Magnesium Ascorbyl Phosphate (MAP)
CAS No. 113170-55-1
Magnesium Ascorbyl Phosphate is a stable, water soluble derivative of Vitamin C (L-Ascorbic acid mono-dihydrogen phosphate magnesium salt). Unlike L-Ascorbic Acid, it does not readily degrade in formulas containing water. It is considered light-stable and oxygen-stable. Studies of MAP in aqueous solutions indicate it retains over 95% of its potency at 40°C without any pH adjustment.
By inhibiting tyrosinase activity, MAP is capable of suppressing skin pigmentation, making it effective in whitening dark skin, or areas of dark skin. It should be noted, one study indicated it might be needed at a concentration of 10% to be effective at inhibiting melanin production1.

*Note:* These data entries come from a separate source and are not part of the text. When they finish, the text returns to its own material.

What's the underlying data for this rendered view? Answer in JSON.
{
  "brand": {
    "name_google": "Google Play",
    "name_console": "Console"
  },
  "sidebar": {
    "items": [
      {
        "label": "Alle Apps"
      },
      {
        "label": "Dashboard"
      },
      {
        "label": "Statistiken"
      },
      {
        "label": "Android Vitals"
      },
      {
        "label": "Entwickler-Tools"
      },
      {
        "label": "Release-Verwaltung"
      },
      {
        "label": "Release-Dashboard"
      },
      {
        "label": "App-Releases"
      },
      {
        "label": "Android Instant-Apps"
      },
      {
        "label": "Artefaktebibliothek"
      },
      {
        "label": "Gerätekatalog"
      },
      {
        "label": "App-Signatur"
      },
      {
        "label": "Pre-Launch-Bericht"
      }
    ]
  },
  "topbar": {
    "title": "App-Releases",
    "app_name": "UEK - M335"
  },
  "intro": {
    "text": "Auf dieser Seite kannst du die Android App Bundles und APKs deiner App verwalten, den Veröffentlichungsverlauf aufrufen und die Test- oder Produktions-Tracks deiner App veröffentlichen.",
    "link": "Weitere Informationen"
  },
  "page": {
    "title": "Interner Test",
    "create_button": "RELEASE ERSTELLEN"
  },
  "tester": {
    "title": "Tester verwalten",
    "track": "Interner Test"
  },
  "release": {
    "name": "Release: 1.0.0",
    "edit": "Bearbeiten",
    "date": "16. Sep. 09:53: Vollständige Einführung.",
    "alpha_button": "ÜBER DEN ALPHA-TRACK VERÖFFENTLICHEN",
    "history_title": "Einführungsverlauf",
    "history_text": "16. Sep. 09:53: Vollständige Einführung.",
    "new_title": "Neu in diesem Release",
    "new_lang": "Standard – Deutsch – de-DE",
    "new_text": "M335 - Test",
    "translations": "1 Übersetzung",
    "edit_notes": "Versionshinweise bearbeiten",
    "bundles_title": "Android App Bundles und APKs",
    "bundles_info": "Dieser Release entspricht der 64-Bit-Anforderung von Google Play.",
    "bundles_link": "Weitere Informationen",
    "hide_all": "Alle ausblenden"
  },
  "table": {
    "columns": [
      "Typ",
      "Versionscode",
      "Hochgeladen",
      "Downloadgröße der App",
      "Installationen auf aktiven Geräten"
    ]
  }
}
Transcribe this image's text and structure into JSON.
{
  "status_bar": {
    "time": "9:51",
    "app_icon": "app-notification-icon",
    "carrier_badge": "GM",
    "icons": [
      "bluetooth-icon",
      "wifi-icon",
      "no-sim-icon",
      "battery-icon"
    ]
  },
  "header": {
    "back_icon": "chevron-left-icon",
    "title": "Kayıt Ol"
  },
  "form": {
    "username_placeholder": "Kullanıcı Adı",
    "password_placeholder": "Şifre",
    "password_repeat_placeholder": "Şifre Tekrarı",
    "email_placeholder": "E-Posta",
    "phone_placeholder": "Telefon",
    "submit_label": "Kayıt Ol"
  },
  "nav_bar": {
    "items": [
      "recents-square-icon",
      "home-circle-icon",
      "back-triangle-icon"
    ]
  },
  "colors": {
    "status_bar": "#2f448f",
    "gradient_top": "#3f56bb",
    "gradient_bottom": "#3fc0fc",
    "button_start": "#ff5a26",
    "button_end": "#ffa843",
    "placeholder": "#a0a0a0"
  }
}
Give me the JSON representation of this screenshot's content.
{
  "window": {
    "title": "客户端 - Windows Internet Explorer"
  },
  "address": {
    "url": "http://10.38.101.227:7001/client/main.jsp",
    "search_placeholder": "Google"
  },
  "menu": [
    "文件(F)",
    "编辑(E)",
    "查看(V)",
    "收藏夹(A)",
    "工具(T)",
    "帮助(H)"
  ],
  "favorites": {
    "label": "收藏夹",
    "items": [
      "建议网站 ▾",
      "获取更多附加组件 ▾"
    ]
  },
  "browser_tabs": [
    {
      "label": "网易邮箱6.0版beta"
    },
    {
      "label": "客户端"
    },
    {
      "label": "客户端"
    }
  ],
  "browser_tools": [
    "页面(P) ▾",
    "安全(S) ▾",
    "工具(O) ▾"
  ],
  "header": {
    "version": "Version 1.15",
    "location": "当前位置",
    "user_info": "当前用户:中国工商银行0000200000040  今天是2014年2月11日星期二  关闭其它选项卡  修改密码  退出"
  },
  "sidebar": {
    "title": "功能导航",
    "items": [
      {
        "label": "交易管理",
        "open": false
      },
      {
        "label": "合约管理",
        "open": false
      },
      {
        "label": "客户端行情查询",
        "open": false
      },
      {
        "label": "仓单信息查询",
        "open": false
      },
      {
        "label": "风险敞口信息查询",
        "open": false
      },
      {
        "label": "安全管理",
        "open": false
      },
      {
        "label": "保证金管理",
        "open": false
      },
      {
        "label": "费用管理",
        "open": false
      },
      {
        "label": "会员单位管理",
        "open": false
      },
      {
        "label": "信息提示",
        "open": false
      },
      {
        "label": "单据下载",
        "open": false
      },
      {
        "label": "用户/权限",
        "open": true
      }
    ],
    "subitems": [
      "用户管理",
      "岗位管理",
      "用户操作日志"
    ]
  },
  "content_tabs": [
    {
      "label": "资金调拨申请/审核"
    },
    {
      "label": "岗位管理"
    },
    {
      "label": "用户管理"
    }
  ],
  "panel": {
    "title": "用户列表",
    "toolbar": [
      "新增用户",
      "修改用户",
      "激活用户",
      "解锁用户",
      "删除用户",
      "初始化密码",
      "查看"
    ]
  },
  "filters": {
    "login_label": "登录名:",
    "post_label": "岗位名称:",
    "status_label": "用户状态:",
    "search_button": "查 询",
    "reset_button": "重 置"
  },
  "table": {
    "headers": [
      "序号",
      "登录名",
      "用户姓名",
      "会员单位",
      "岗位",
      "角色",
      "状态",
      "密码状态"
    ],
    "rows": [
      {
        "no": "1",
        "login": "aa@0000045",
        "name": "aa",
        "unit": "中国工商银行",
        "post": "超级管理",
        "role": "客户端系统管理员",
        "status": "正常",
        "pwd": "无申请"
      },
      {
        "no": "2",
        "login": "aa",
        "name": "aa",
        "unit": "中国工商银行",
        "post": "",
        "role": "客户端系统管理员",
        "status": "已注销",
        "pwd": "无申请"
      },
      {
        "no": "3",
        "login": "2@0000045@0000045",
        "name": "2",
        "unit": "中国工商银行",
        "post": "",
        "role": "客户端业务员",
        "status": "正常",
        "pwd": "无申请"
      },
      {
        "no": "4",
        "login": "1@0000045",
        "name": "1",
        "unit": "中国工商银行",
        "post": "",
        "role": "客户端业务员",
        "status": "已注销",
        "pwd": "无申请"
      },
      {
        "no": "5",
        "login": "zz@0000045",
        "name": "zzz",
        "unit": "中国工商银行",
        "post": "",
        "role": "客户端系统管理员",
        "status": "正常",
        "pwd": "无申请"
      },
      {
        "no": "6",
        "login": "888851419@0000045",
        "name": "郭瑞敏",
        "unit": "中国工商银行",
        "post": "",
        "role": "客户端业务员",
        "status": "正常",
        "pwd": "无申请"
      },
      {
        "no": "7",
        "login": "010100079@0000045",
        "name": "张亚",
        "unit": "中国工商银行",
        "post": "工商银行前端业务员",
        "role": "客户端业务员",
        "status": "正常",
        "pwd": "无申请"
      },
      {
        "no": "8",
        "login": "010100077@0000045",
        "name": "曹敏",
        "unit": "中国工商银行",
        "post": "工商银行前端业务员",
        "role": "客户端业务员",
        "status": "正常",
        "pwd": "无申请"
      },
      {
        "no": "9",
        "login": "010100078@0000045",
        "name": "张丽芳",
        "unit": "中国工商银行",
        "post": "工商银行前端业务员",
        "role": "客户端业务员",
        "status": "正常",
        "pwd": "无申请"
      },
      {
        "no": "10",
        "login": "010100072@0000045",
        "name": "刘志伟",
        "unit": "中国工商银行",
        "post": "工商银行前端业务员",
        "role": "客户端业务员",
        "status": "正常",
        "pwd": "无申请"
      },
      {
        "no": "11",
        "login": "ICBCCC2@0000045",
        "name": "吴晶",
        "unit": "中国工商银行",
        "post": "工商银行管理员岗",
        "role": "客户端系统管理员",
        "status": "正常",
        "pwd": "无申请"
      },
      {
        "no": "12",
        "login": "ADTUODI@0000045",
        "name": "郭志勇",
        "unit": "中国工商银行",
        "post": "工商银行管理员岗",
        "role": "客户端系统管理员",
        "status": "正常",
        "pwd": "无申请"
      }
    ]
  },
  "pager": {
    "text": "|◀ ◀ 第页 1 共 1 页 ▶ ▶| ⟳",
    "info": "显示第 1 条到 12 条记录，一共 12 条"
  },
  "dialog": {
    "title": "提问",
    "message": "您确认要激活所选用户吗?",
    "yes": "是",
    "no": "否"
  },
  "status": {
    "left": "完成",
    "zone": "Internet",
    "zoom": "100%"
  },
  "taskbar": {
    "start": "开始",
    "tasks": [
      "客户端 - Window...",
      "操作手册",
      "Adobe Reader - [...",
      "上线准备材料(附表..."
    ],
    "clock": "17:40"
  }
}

Unlike Ascorbyl Palmitate, Magnesium Ascorbyl Phosphate (MAP) appears to have the same potential to boost skin collagen synthesis as does Ascorbic Acid, but at lower concentrations. For those with sensitive skin or those wanting to avoid the exfoliating effects of highly acidic Ascorbic Acid, MAP may be the preferred choice.
- Magnesium Ascorbyl Phosphate (MAP) may discolor in formulations with a pH below 6, so is best used in products with a final formulation pH between 6.0 - 7.0.
- The solubility of MAP in water is 154g/l at 25C/77F (that's at most 15.4%)
- MAP is stable at 80C/176F for up to 20 hours; this means that it should withstand heating to this temperature for short periods in formulations without a problem. Therefore, it can be added to the water phase prior to heating.
- You can also predisperse it in a small amount of distilled water and add at the end of the formulation process.
- If you're having trouble dissolving MAP in water, warming the solution to about 40°C (104°F) will help.
- Suncare and after-sun products
- Makeup products
- Skin lightening products
- Anti aging products
- Creams and lotions
This is a cosmetic raw material and is meant for external use only.
INCI: Magnesium Ascorbyl Phosphate
1Source: Photochemistry and Photobiology, June 1998, pages 669–675; and Journal of Pharmaceutical and Biomedical Analysis, March 1997, pages 795–801
Typical usage rate: 0.2 - 3%
Appearance: White to off-white powder with a mild odor